▶ What the task requires
Wherever a line below holds the word "title", copy that line.

▶ Raw data
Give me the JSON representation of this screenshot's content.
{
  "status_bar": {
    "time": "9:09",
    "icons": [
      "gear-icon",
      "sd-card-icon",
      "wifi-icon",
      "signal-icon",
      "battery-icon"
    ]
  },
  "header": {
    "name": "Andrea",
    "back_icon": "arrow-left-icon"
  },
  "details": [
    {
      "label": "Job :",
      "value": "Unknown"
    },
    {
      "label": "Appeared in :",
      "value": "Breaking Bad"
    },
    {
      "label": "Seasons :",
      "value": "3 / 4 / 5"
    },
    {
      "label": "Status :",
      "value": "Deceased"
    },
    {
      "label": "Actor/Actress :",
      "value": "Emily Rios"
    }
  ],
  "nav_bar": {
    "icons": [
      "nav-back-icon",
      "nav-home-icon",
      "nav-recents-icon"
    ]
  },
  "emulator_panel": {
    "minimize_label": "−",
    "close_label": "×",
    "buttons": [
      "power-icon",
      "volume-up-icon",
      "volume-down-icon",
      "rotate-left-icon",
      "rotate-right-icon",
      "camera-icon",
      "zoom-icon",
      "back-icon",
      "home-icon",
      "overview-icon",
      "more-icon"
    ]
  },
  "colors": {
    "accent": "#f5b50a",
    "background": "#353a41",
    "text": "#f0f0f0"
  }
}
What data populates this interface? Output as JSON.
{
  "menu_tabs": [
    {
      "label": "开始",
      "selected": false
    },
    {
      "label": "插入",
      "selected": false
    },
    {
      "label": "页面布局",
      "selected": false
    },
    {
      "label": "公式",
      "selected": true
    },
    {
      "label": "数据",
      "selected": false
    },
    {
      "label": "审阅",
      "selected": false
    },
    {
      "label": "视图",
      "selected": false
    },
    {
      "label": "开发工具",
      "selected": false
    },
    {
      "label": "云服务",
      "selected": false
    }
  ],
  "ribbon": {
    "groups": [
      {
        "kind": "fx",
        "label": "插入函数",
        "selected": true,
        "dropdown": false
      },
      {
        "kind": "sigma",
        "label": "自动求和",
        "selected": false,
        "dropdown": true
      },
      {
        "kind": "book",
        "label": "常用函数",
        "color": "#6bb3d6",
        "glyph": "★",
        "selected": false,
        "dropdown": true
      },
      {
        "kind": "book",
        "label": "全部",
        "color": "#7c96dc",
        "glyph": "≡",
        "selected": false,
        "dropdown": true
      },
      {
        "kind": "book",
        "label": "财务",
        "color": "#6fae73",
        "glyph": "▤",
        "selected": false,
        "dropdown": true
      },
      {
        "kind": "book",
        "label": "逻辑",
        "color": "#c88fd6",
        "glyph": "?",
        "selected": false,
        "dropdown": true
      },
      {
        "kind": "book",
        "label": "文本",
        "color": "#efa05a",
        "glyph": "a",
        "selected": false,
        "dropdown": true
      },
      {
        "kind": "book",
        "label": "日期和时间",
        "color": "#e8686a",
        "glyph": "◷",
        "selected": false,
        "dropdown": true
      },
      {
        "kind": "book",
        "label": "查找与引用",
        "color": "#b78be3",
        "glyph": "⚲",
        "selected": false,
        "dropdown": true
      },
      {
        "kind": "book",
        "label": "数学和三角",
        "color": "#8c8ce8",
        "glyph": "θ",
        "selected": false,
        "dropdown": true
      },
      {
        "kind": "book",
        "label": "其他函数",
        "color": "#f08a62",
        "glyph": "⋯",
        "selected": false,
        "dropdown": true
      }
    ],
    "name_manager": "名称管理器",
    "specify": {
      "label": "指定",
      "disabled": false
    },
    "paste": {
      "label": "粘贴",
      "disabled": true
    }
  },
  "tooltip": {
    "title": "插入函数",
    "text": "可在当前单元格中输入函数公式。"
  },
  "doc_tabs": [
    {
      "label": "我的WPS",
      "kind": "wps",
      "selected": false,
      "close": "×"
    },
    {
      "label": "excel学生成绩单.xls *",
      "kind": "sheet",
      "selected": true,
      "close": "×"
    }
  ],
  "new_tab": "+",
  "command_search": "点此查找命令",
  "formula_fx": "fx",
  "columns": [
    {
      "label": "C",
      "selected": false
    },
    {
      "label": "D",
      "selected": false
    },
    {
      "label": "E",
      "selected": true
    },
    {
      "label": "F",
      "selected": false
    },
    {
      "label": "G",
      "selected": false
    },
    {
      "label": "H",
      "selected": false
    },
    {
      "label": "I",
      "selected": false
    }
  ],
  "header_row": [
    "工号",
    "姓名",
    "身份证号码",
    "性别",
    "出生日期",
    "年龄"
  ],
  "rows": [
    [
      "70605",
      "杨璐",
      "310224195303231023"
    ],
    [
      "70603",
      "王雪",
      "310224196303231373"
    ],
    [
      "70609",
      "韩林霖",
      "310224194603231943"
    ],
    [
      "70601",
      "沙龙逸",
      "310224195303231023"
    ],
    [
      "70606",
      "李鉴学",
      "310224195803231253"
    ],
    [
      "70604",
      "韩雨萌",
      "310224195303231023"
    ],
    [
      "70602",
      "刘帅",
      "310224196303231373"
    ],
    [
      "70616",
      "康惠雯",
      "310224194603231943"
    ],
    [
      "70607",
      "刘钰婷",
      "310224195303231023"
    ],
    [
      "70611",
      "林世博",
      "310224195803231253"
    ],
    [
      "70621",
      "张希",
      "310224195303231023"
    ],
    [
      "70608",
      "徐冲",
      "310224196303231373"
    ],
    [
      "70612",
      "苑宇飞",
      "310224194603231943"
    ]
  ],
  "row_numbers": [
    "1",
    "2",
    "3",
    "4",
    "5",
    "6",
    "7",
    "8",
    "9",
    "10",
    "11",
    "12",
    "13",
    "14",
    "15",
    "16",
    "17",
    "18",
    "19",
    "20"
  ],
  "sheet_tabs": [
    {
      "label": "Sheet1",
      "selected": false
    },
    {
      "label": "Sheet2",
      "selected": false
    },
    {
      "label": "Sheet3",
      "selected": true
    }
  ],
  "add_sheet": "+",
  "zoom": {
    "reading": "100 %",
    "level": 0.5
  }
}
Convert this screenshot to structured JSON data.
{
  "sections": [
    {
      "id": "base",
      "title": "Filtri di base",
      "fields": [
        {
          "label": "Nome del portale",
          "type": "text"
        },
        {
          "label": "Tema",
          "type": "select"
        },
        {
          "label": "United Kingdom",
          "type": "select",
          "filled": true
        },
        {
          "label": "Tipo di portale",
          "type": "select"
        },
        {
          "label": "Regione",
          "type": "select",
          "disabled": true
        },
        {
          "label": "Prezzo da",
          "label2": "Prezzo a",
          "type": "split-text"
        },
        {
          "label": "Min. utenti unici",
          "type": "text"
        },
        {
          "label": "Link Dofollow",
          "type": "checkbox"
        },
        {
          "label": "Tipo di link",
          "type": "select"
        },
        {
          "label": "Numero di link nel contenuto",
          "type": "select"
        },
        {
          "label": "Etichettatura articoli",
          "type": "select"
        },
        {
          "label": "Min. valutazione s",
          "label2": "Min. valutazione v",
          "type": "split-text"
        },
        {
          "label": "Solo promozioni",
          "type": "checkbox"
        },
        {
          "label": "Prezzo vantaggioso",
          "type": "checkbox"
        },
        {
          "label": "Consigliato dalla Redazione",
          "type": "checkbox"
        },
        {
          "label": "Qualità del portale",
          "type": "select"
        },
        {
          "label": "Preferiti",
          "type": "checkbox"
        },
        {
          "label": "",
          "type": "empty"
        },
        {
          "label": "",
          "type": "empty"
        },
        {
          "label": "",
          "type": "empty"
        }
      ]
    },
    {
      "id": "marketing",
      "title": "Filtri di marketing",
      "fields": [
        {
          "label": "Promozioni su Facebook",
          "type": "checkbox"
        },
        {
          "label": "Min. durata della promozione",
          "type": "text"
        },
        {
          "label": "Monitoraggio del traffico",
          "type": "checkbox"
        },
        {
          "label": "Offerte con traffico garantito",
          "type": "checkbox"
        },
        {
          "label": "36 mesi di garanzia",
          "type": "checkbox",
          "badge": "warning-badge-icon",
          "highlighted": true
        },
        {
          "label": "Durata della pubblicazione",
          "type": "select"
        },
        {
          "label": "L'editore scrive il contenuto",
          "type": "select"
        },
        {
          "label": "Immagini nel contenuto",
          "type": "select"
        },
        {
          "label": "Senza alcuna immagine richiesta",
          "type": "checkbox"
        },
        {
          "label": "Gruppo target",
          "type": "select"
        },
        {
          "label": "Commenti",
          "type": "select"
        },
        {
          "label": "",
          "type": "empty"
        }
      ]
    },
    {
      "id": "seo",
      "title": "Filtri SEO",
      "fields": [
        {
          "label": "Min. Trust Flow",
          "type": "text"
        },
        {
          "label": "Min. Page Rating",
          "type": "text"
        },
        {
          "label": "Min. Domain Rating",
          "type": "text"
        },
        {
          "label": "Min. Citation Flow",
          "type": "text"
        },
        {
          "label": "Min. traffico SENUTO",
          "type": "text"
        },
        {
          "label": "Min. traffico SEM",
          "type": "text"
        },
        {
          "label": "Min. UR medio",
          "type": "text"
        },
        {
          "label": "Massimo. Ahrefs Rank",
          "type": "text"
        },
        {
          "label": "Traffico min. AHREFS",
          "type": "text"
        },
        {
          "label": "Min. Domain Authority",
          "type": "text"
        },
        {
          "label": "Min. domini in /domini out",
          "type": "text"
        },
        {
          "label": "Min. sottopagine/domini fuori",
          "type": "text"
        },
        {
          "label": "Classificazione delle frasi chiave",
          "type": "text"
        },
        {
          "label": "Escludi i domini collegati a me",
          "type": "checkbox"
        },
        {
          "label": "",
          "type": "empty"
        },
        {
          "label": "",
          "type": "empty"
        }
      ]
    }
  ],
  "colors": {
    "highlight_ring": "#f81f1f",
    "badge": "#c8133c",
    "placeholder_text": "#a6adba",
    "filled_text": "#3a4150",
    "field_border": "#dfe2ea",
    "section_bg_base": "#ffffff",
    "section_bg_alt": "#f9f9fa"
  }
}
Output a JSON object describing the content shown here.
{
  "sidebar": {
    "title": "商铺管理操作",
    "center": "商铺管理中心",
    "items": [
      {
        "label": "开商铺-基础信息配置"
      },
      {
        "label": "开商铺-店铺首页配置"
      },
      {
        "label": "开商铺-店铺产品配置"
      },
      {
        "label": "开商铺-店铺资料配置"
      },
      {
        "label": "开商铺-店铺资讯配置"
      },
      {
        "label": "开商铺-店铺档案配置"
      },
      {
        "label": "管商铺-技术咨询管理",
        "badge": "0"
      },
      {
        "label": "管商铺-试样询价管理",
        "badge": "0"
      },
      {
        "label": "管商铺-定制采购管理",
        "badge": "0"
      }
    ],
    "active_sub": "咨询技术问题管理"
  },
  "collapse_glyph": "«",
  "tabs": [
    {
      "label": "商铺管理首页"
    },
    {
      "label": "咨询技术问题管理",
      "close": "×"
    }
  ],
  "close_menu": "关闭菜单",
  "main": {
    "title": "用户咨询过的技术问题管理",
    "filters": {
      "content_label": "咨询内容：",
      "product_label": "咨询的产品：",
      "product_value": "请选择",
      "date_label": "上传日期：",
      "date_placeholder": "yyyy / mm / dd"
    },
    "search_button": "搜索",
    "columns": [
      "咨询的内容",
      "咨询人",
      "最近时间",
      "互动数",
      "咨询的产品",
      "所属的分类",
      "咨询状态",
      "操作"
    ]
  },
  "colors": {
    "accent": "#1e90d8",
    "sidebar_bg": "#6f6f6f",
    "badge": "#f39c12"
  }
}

▶ Your solution
    "title": "插入函数",
      "title": "Filtri di base",
      "title": "Filtri di marketing",
      "title": "Filtri SEO",
    "title": "商铺管理操作",
    "title": "用户咨询过的技术问题管理",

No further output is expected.